⟨

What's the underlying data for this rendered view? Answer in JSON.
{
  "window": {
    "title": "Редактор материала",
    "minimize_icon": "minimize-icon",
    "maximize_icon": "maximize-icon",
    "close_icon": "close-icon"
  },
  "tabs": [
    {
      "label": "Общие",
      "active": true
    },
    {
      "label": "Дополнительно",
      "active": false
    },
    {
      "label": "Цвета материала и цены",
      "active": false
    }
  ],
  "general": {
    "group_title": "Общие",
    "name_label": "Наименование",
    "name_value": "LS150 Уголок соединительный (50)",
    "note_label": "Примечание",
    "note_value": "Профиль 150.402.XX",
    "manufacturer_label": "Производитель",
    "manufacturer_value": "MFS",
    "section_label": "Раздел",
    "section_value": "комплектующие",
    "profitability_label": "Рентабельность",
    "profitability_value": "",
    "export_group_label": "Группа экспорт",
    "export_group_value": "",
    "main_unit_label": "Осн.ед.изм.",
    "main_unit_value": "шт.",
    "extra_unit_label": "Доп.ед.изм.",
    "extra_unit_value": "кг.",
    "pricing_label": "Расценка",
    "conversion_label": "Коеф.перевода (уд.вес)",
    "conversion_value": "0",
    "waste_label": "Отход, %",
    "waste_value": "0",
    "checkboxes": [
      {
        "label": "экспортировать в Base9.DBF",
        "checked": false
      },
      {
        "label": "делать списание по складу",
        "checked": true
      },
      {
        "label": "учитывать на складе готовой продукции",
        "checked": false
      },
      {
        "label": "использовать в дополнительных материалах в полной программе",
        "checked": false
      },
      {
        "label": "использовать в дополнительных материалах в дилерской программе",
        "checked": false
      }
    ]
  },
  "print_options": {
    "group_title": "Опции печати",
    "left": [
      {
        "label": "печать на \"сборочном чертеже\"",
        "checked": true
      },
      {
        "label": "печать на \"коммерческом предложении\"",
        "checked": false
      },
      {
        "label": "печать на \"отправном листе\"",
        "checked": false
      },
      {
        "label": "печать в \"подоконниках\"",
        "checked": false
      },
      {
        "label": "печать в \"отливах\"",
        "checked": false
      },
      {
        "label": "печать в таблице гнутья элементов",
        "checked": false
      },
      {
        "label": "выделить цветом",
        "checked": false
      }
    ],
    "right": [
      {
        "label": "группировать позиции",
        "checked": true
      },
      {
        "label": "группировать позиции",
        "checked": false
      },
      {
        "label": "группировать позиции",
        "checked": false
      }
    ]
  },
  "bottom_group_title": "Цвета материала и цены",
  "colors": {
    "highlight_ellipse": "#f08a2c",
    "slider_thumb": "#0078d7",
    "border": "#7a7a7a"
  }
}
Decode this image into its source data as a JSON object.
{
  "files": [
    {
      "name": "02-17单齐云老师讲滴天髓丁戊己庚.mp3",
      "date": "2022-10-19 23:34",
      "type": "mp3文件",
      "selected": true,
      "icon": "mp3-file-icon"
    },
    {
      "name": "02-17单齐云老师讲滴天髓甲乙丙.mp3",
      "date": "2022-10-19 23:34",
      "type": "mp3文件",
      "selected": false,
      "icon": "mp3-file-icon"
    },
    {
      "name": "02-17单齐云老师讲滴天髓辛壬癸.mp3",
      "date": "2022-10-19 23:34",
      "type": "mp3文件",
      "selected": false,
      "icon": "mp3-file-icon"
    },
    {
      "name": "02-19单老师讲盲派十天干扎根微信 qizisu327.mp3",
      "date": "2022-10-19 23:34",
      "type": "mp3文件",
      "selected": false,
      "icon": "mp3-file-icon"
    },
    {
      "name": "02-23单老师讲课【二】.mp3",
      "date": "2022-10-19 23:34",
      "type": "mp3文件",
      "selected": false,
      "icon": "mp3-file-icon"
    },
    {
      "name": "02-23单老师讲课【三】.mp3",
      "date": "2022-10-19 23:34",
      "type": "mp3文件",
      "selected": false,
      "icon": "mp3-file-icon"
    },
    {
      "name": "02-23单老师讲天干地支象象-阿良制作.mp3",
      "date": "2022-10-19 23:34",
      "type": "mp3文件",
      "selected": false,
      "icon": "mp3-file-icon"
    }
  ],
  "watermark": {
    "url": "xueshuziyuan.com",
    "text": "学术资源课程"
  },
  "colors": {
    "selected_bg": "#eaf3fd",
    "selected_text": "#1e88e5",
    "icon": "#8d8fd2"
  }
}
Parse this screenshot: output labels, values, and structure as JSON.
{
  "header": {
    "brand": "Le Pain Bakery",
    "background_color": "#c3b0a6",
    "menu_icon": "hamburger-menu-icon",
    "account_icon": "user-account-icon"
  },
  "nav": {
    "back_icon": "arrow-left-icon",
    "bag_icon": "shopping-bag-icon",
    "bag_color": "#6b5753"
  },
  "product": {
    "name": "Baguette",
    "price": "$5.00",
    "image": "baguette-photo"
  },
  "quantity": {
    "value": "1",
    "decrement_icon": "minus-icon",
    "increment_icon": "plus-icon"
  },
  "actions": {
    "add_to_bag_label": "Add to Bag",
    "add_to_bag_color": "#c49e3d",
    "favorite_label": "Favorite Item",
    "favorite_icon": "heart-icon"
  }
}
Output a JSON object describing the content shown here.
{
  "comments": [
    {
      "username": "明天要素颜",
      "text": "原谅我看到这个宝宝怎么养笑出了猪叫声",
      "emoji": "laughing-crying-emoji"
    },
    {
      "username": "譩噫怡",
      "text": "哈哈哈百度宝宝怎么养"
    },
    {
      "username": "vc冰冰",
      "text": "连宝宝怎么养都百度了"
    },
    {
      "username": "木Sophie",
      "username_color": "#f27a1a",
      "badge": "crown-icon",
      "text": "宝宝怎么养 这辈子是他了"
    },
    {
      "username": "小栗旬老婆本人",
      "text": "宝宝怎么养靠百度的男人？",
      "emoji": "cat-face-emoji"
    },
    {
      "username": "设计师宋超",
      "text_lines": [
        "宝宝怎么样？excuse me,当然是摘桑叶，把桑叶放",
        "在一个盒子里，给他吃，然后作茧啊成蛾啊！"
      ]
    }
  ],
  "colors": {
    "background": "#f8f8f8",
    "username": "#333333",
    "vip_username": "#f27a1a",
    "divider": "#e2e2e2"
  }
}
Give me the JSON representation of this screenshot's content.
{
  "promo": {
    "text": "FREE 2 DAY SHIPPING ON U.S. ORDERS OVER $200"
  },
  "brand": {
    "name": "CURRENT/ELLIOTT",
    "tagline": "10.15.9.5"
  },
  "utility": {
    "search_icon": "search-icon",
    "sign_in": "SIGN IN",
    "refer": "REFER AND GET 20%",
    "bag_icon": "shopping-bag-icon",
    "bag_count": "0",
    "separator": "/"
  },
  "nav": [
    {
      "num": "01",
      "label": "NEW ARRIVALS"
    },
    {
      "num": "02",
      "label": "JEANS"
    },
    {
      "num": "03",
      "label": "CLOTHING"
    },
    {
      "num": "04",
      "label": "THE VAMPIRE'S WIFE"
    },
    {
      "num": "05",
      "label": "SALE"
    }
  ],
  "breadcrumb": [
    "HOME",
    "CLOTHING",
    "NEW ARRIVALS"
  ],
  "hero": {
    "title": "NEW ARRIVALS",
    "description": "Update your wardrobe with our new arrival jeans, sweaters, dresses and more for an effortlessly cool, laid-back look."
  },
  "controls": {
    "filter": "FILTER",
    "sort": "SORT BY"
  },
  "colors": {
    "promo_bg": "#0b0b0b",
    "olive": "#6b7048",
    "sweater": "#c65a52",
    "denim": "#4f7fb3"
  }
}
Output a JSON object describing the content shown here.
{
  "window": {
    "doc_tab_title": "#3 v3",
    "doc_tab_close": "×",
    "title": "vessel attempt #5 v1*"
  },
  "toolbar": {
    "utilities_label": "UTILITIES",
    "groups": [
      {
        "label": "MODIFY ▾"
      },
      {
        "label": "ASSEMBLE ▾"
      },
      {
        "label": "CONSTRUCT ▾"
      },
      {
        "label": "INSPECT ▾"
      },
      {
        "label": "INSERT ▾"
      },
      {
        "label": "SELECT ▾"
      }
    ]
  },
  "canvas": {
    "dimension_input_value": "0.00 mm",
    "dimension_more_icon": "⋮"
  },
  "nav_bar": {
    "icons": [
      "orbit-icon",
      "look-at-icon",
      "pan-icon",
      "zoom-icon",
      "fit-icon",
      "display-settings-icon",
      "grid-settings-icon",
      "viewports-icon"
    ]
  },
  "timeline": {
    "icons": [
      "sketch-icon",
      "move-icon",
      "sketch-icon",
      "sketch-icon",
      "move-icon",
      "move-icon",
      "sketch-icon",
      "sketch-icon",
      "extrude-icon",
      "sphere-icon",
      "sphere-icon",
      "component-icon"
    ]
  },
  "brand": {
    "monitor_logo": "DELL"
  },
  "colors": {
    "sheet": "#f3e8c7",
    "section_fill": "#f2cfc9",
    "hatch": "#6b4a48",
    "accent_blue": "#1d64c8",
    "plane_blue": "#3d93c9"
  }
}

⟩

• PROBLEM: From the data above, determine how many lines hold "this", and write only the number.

• ANSWER TO THE EXERCISE: 4